Problem: Filter the entries, keeping every line with the word "icon".

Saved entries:
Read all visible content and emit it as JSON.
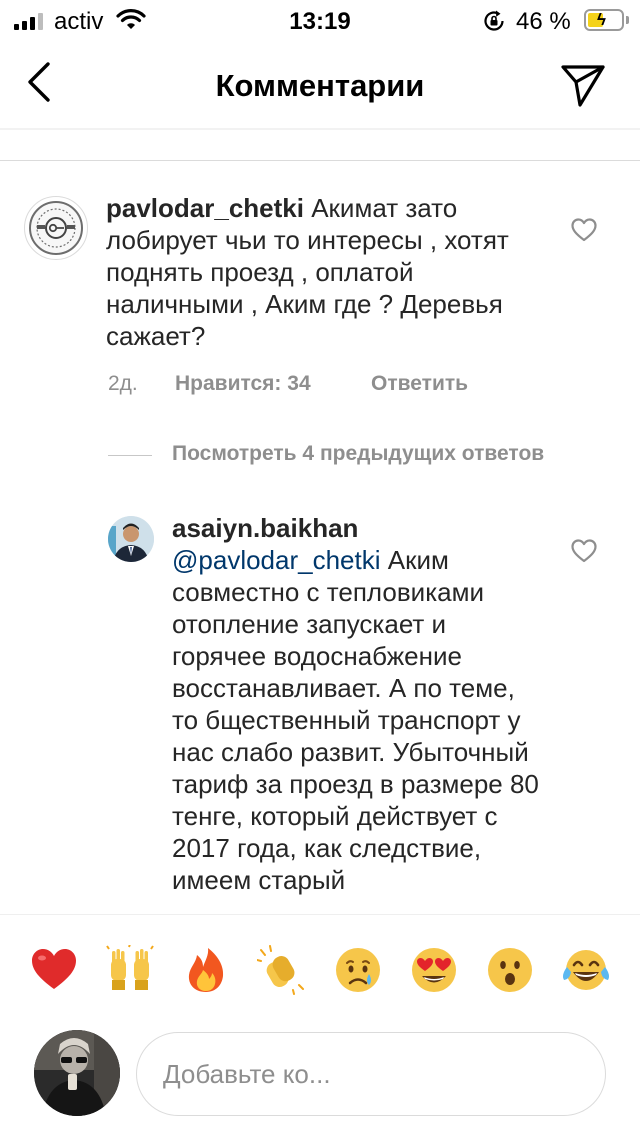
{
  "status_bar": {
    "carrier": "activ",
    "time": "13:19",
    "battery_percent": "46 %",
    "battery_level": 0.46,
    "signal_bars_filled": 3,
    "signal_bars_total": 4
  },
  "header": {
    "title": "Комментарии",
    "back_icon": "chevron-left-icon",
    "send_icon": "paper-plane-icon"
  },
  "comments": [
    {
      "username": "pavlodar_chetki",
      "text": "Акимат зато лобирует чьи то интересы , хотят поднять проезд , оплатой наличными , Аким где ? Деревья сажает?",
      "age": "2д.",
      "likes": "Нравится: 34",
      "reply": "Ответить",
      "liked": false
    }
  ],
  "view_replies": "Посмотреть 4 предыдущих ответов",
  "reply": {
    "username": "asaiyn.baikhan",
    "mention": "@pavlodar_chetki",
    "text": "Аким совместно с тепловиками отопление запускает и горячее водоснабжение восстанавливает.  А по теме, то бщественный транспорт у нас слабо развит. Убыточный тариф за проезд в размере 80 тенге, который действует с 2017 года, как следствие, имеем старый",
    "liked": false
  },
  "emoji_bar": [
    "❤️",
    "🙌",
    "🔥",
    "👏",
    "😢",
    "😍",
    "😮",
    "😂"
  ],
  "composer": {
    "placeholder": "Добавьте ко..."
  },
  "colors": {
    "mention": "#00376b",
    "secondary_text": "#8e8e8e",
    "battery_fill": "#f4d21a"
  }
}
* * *
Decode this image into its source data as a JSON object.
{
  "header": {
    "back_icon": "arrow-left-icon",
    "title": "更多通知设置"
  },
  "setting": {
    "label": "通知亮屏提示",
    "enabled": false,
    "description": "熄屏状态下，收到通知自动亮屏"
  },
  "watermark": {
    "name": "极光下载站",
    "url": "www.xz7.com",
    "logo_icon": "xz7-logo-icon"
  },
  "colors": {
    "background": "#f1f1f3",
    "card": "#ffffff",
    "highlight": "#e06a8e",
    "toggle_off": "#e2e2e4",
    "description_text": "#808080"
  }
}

Answer below:
    "back_icon": "chevron-left-icon",
    "send_icon": "paper-plane-icon"
    "back_icon": "arrow-left-icon",
    "logo_icon": "xz7-logo-icon"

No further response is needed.